Parkland Dyslexia Treatment For Your Right-Brain Learner — Right Down the Street
Many parents try to find a way to Beat Dyslexia, and others find their child is really a right-brain learner — who learns best when he or she sees and experiences information. Teaching to a right-brain learner’s strength can often yield quicker, more significant and longer lasting gains.
Mom’s Pathway from Dyslexia Stress to Right-Brain Success in Months Not Years
Mom looked for a Parkland Dyslexia Treatment and found two very different solutions – and she got it right when she realized her son was a Bright Right-Brain Learner
– Bright-Solutions where they say:

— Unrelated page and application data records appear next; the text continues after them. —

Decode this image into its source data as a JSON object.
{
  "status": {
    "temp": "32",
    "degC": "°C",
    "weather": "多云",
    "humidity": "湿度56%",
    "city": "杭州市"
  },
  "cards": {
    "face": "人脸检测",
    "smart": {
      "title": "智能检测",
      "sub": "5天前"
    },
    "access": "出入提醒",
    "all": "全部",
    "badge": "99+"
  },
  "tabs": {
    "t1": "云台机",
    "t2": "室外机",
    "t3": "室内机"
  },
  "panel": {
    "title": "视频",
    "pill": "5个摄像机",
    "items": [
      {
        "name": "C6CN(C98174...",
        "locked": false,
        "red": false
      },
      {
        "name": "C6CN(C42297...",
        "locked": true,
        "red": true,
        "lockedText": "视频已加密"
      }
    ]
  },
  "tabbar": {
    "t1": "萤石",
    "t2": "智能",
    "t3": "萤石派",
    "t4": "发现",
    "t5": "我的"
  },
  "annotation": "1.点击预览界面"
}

IMPORTANT: There is no quick fix or silver bullet for dyslexia. It can take from 1 to 3 years to get a dyslexic child reading and spelling at grade level, depending upon their level of severity, the frequency of their tutoring or intervention, and other issues.
We have heard this – and we think there is some truth to this. If you have your child go for dyslexia testing and then you pursue a dyslexia treatment. This program require a dyslexic child to master each skill before the students can move on. The dyslexia treatments also focus on a child’s weaknesses — thereby, making it more likely that the progress will be slow and tortuous.
Now let’s look at Matthew
Matthew’s mother pursued Dyslexia Testing which confirmed the dyslexia and the recommendations were for three dyslexia Boca Raton Dyslexia Treatments.
Progress was slow with the first two dyslexia treatments and then two different friends told her about 3D Learner — where their specialty is helping right -brain learners succeed
Mom did our Success Assessment, that showed her child learned different and hads attention and eye-teaming issues. She called and …
Mom asked us, “I have heard that dyslexia is not caused by vision problems, but your assessment and my new perspective is that my child has a vision problem
We would embrace the old definition of dyslexia — a problem with reading, writing or math for a child with average or above average intelligence. The first two things we would test for are:
– Is the child a right-brain learner, who learns best when he or she sees and experiences information. If this is the case, you want to at least consider a right-brain program that plays to your child’s strengths
– Does your child have an attention, eye-teaming and/or an anxiety challenge that might be holding your child back.
Matthew, like more than half the students we see, was a right-brain learner, who learned differently, and he had an attention, eye-teaming issue.
A right-brain learner with an attention and eye-teaming issues is often diagnosed with dyslexia — and their learning strength and eye-teaming issues are often missed.
Dyslexia testing is the norm, but if your child learns best when he or she sees and experiences information, you may want to read Life is a Ball Do Not Put Me in a Box and then see if your child is a right-brain learner. If your child is aright-brain learner, then consider a right-brain program that engages your child, teaches the way your child learns best and often delivers better results in less time.
For more information visit 3D Learner